I am glad that Defense Minister Dominic Nitiwul has come public to boldly and honestly observe that Ghana may not be as safe as the erstwhile John Dramani Mahama-led regime of the National Democratic Congress (NDC) hoodwinked us into believing. My one great fear here, though, is that the radical push for ECOWAS unification, entailing the free movement of residents in the sub-region is likely to make our country even more vulnerable, unless a sophisticated and well-coordinated security system is also put in place (See “Ghana Remains Vulnerable to Terror Attacks – Defense Minister” MyJoyOnline.c om / Modernghana.com 6/14/17).

So far, most of the flashpoints for terrorist attacks remain largely in the Muslim-dominated Francophone areas of the sub-region, with the significant exception of Northeastern Nigeria, which is effectively either dominated and/or controlled by the Boko Haram terror network. In theory, the ECOWAS IDEA promises to make the West African sub-region easily the greatest economic power on the African continent. But, of course, as I just adumbrated, this is only in theory. In practice, the region is so development-deprived, with only Ghana and Nigeria being relatively the most economically advanced. And so it can scarcely be gainsaid that these two Anglophone and relatively more democratically stable countries are likely to increase their burdens with the free movement of citizens that the ECOWAS compact entails.

What this means is that the already high levels of unemployment and urban congestion are likely to be further compounded. The quality of life, particularly crime wave, which is much higher in Nigeria, the most populous country in the sub-region, is likely to take two trends, namely, either an exponential increase of the same or the remarkable diffusion of crime from Nigeria into other low-crime areas of the sub-region.

The distinctive national and cultural identities of the much smaller countries in the region are also likely to be impacted in very significant ways, positively and/or negatively. It is a change that may not necessarily augur well for the future development of the affected areas. It is therefore imperative that acceptable standards for all the nationalities involved in the ECOWAS PROJECT be established at all levels of endeavor, including but not limited to healthcare, education, economic, sociocultural and political, as well as judicial standards.

So far, the emphasis has been inordinately, but logically and naturally, placed on economics. This is far from an adequate basis upon which to launch a full-scale integration of the sub-region. The ECOWAS IDEA must continue to be put on the front-burner of the “To-Do List” of our leaders, but it must not be rushed into because currently our levels of democratic culture and governance, the indispensable basis of our unification, is very fragile and unacceptably diverse. For instance, some civic-minded Ghanaian critics, and one also presumes Nigerian critics as well, are questioning the wisdom of making the Dynastic President of Togo, Mr. Faure Eyadema, Chairman of ECOWAS.

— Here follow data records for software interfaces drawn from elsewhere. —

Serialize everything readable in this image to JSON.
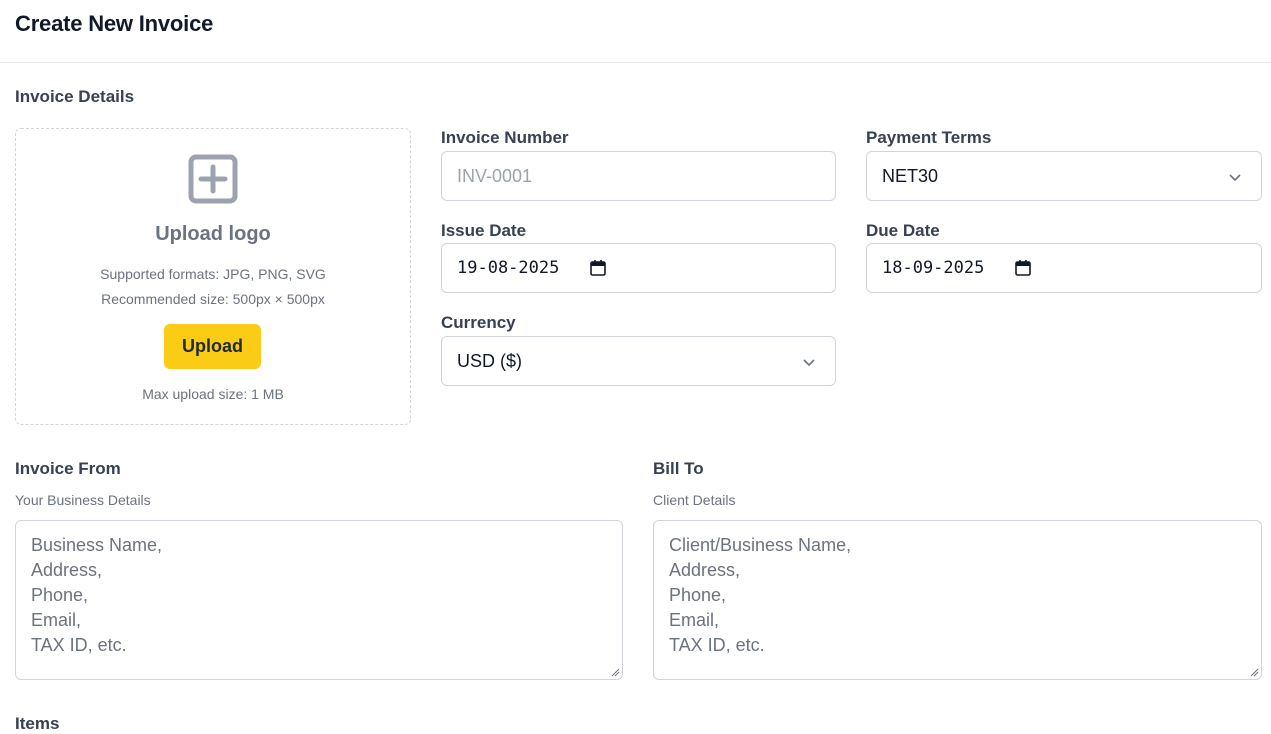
{
  "header": {
    "title": "Create New Invoice"
  },
  "invoice_details": {
    "section_title": "Invoice Details",
    "upload": {
      "icon": "plus-square-icon",
      "title": "Upload logo",
      "formats": "Supported formats: JPG, PNG, SVG",
      "size": "Recommended size: 500px × 500px",
      "button_label": "Upload",
      "max_size": "Max upload size: 1 MB"
    },
    "invoice_number": {
      "label": "Invoice Number",
      "placeholder": "INV-0001",
      "value": ""
    },
    "payment_terms": {
      "label": "Payment Terms",
      "value": "NET30"
    },
    "issue_date": {
      "label": "Issue Date",
      "value": "19-08-2025"
    },
    "due_date": {
      "label": "Due Date",
      "value": "18-09-2025"
    },
    "currency": {
      "label": "Currency",
      "value": "USD ($)"
    }
  },
  "invoice_from": {
    "title": "Invoice From",
    "subtitle": "Your Business Details",
    "placeholder_lines": [
      "Business Name,",
      "Address,",
      "Phone,",
      "Email,",
      "TAX ID, etc."
    ]
  },
  "bill_to": {
    "title": "Bill To",
    "subtitle": "Client Details",
    "placeholder_lines": [
      "Client/Business Name,",
      "Address,",
      "Phone,",
      "Email,",
      "TAX ID, etc."
    ]
  },
  "items": {
    "title": "Items"
  },
  "colors": {
    "accent": "#facc15",
    "border": "#d1d5db",
    "muted_text": "#6b7280"
  }
}
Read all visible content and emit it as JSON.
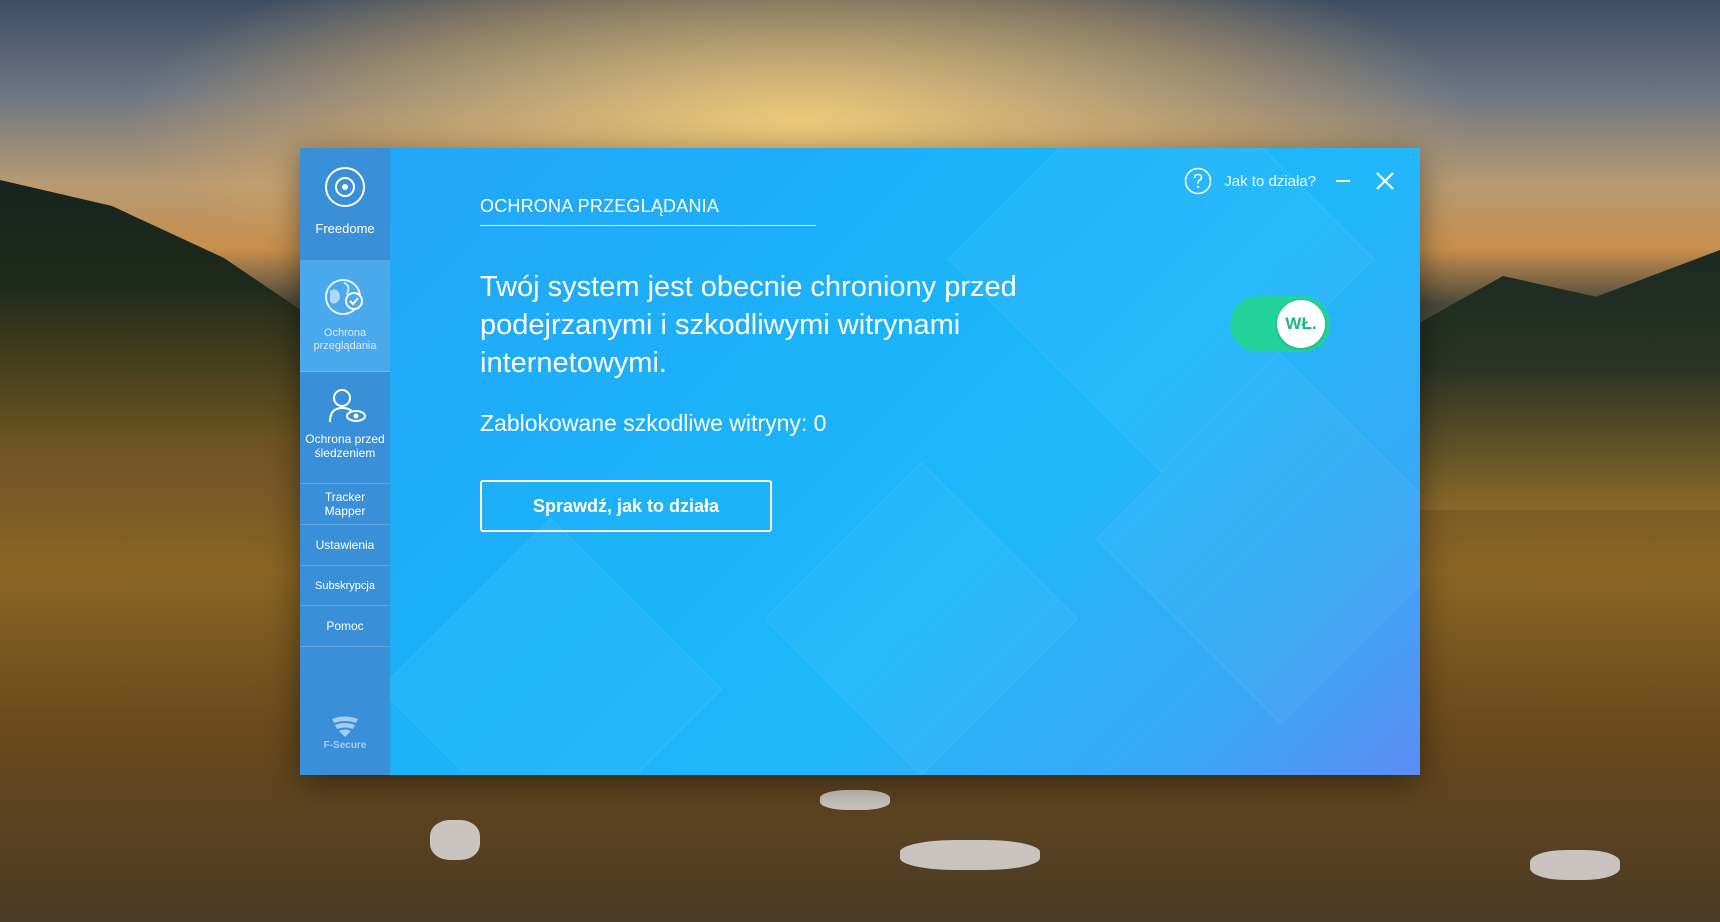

Presently, I prefer to push the Danquaist ECOWAS Purview, which essentially advocates the progressive enhancement of our sense of Nationalism, in the traditional mode, until such time that our levels of civic consciousness, political responsibility and economic and cultural progress reach fairly uniform and geographically and geopolitically transcendent levels. Definitely not in this generation but in the foreseeable future, nevertheless.

Source: Kwame Okoampa-Ahoofe, Jr., Ph.D.